The answer must consist of every line in the records that contains the word "Purchased".

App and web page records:
★ ★ ★ ★ ★
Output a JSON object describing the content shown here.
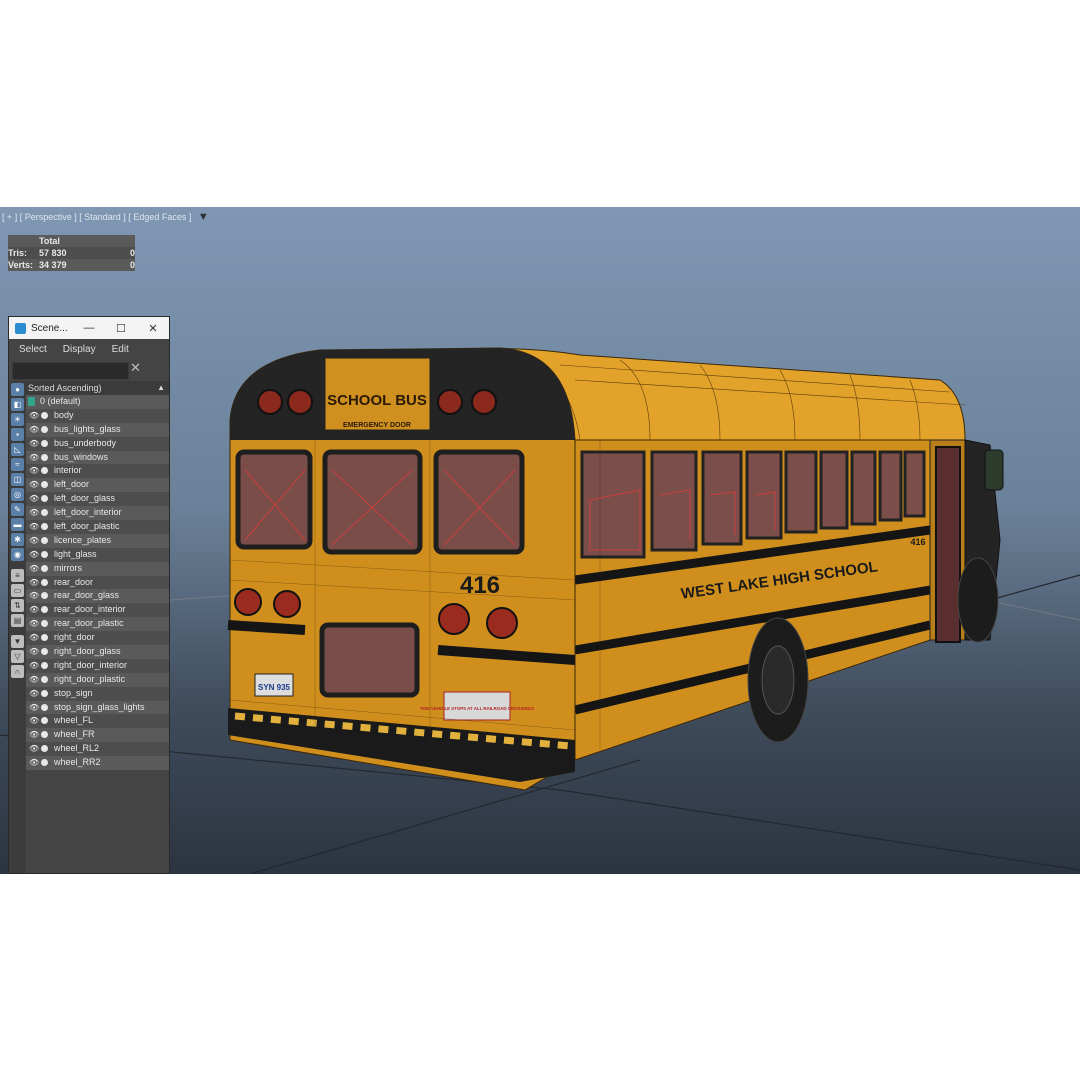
{
  "viewport": {
    "label": "[ + ] [ Perspective ] [ Standard ] [ Edged Faces ]",
    "stats": {
      "header": "Total",
      "rows": [
        {
          "label": "Tris:",
          "total": "57 830",
          "selected": "0"
        },
        {
          "label": "Verts:",
          "total": "34 379",
          "selected": "0"
        }
      ]
    },
    "model_text": {
      "top_sign": "SCHOOL BUS",
      "emergency": "EMERGENCY DOOR",
      "bus_number": "416",
      "side_text": "WEST LAKE HIGH SCHOOL",
      "front_number": "416",
      "plate": "SYN 935",
      "rail_sign": "THIS VEHICLE STOPS AT ALL RAILROAD CROSSINGS"
    }
  },
  "scene_explorer": {
    "title": "Scene...",
    "window_buttons": [
      "—",
      "☐",
      "✕"
    ],
    "menu": [
      "Select",
      "Display",
      "Edit"
    ],
    "search_placeholder": "",
    "sort_label": "Sorted Ascending)",
    "layer": "0 (default)",
    "items": [
      "body",
      "bus_lights_glass",
      "bus_underbody",
      "bus_windows",
      "interior",
      "left_door",
      "left_door_glass",
      "left_door_interior",
      "left_door_plastic",
      "licence_plates",
      "light_glass",
      "mirrors",
      "rear_door",
      "rear_door_glass",
      "rear_door_interior",
      "rear_door_plastic",
      "right_door",
      "right_door_glass",
      "right_door_interior",
      "right_door_plastic",
      "stop_sign",
      "stop_sign_glass_lights",
      "wheel_FL",
      "wheel_FR",
      "wheel_RL2",
      "wheel_RR2"
    ]
  },
  "colors": {
    "bus_yellow": "#d7951c",
    "stripe": "#1a1a1a",
    "window_red": "#c83030"
  }
}
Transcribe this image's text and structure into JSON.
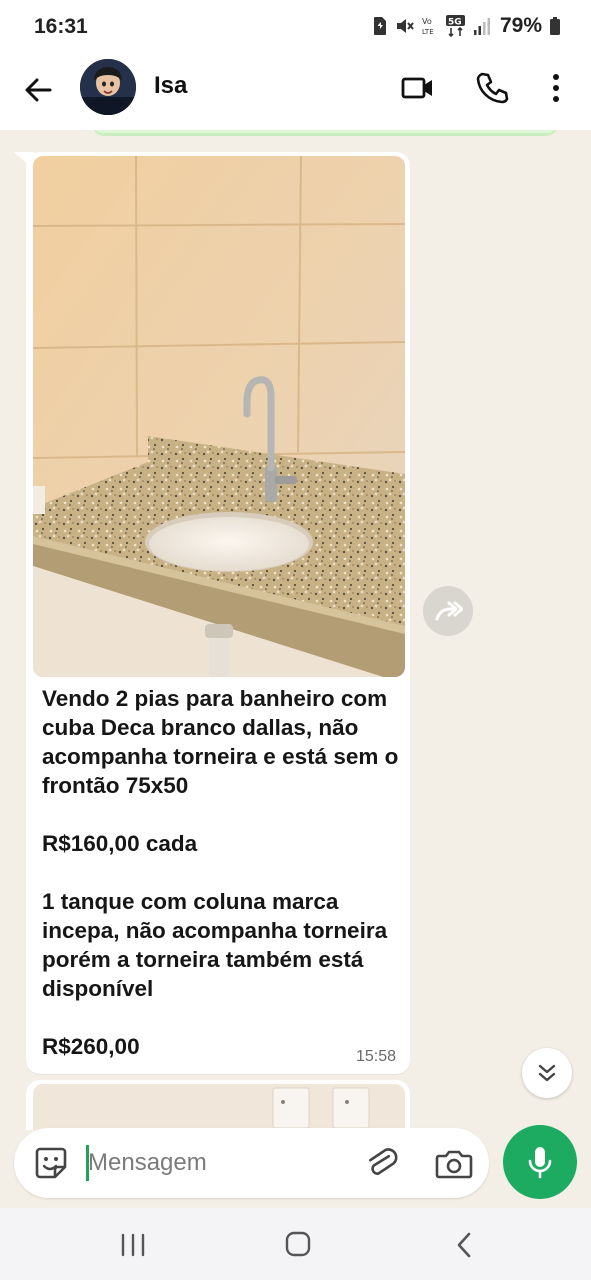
{
  "status_bar": {
    "time": "16:31",
    "battery": "79%",
    "icons": [
      "sim-icon",
      "mute-icon",
      "volte-icon",
      "5g-icon",
      "signal-icon",
      "battery-icon"
    ]
  },
  "header": {
    "contact_name": "Isa",
    "icons": [
      "back-arrow-icon",
      "avatar",
      "video-call-icon",
      "phone-call-icon",
      "more-options-icon"
    ]
  },
  "message": {
    "text": "Vendo 2 pias para banheiro com cuba Deca branco dallas, não acompanha torneira e está sem o frontão 75x50\n\nR$160,00 cada\n\n1 tanque com coluna marca incepa, não acompanha torneira porém a torneira também está disponível\n\nR$260,00",
    "time": "15:58",
    "image": "bathroom-sink-photo"
  },
  "composer": {
    "placeholder": "Mensagem",
    "icons": [
      "sticker-icon",
      "attach-icon",
      "camera-icon",
      "mic-icon"
    ]
  },
  "colors": {
    "accent_green": "#1daa61",
    "chat_background": "#f4efe6",
    "bubble": "#ffffff"
  }
}
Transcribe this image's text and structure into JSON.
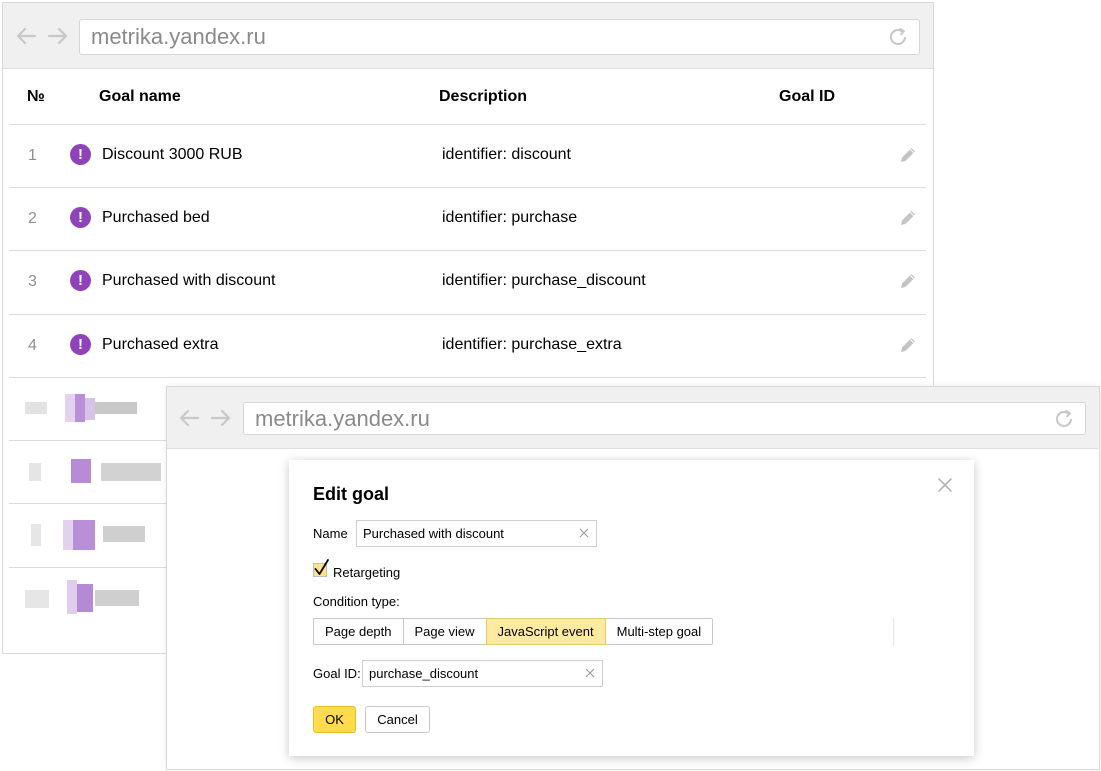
{
  "back_window": {
    "address_bar": {
      "url": "metrika.yandex.ru"
    },
    "table": {
      "headers": {
        "num": "№",
        "goal_name": "Goal name",
        "description": "Description",
        "goal_id": "Goal ID"
      },
      "rows": [
        {
          "num": "1",
          "name": "Discount 3000 RUB",
          "description": "identifier: discount",
          "icon": "exclamation-icon"
        },
        {
          "num": "2",
          "name": "Purchased bed",
          "description": "identifier: purchase",
          "icon": "exclamation-icon"
        },
        {
          "num": "3",
          "name": "Purchased with discount",
          "description": "identifier: purchase_discount",
          "icon": "exclamation-icon"
        },
        {
          "num": "4",
          "name": "Purchased extra",
          "description": "identifier: purchase_extra",
          "icon": "exclamation-icon"
        }
      ],
      "icon_glyph": "!"
    }
  },
  "front_window": {
    "address_bar": {
      "url": "metrika.yandex.ru"
    }
  },
  "dialog": {
    "title": "Edit goal",
    "name_label": "Name",
    "name_value": "Purchased with discount",
    "retargeting_label": "Retargeting",
    "retargeting_checked": true,
    "condition_type_label": "Condition type:",
    "condition_types": [
      "Page depth",
      "Page view",
      "JavaScript event",
      "Multi-step goal"
    ],
    "selected_condition_type": "JavaScript event",
    "goal_id_label": "Goal ID:",
    "goal_id_value": "purchase_discount",
    "ok_label": "OK",
    "cancel_label": "Cancel"
  },
  "colors": {
    "goal_icon": "#8e44b8",
    "accent_yellow": "#ffdb4d",
    "selected_segment": "#ffeba0"
  }
}
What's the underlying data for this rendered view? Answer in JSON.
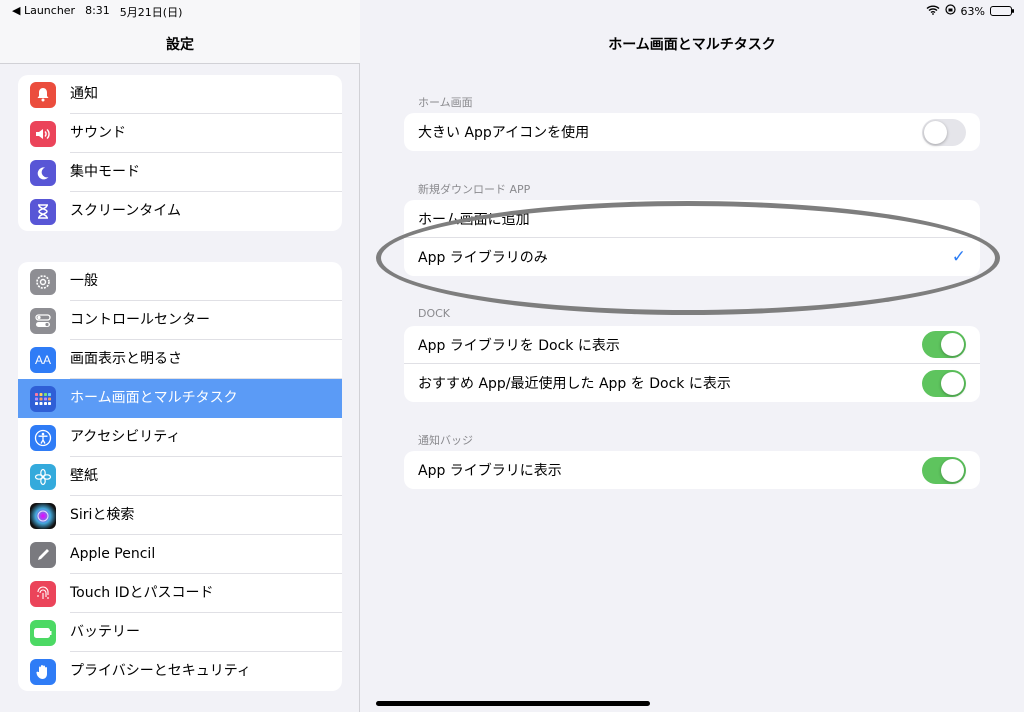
{
  "status_bar": {
    "back_app": "◀ Launcher",
    "time": "8:31",
    "date": "5月21日(日)",
    "battery": "63%",
    "battery_level": 0.63
  },
  "sidebar": {
    "title": "設定",
    "group1": [
      {
        "label": "通知",
        "icon": "bell-icon",
        "color": "#eb4d3d"
      },
      {
        "label": "サウンド",
        "icon": "speaker-icon",
        "color": "#eb445a"
      },
      {
        "label": "集中モード",
        "icon": "moon-icon",
        "color": "#5856d6"
      },
      {
        "label": "スクリーンタイム",
        "icon": "hourglass-icon",
        "color": "#5856d6"
      }
    ],
    "group2": [
      {
        "label": "一般",
        "icon": "gear-icon",
        "color": "#8e8e93"
      },
      {
        "label": "コントロールセンター",
        "icon": "switches-icon",
        "color": "#8e8e93"
      },
      {
        "label": "画面表示と明るさ",
        "icon": "text-size-icon",
        "color": "#2f7cf6"
      },
      {
        "label": "ホーム画面とマルチタスク",
        "icon": "home-grid-icon",
        "color": "#2f5fd6",
        "selected": true
      },
      {
        "label": "アクセシビリティ",
        "icon": "accessibility-icon",
        "color": "#2f7cf6"
      },
      {
        "label": "壁紙",
        "icon": "flower-icon",
        "color": "#34aadc"
      },
      {
        "label": "Siriと検索",
        "icon": "siri-icon",
        "color": "#222222"
      },
      {
        "label": "Apple Pencil",
        "icon": "pencil-icon",
        "color": "#7a7a7f"
      },
      {
        "label": "Touch IDとパスコード",
        "icon": "fingerprint-icon",
        "color": "#eb445a"
      },
      {
        "label": "バッテリー",
        "icon": "battery-icon",
        "color": "#4cd964"
      },
      {
        "label": "プライバシーとセキュリティ",
        "icon": "hand-icon",
        "color": "#2f7cf6"
      }
    ]
  },
  "main": {
    "title": "ホーム画面とマルチタスク",
    "home_screen": {
      "section": "ホーム画面",
      "large_icons": {
        "label": "大きい Appアイコンを使用",
        "on": false
      }
    },
    "new_downloads": {
      "section": "新規ダウンロード APP",
      "add_home": "ホーム画面に追加",
      "library_only": "App ライブラリのみ",
      "selected": "library_only"
    },
    "dock": {
      "section": "DOCK",
      "show_library": {
        "label": "App ライブラリを Dock に表示",
        "on": true
      },
      "show_suggested": {
        "label": "おすすめ App/最近使用した App を Dock に表示",
        "on": true
      }
    },
    "badges": {
      "section": "通知バッジ",
      "show_in_library": {
        "label": "App ライブラリに表示",
        "on": true
      }
    }
  }
}
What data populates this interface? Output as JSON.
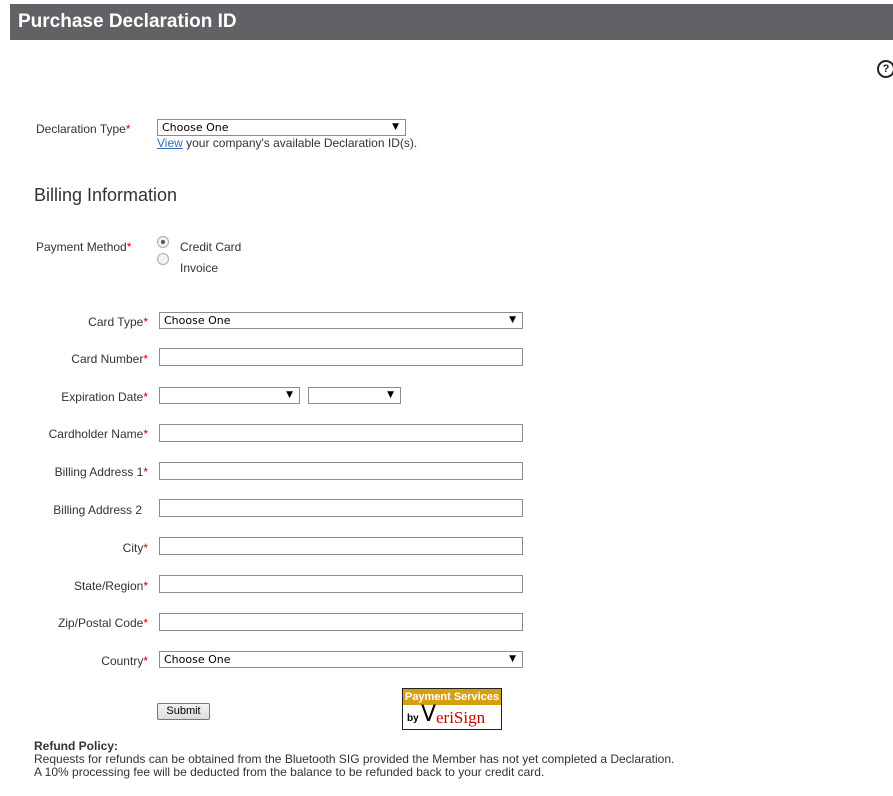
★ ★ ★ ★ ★
SOLUTION BELOW>
          "name": "Purchased bed",
          "name": "Purchased with discount",
          "name": "Purchased extra",
    "name_value": "Purchased with discount",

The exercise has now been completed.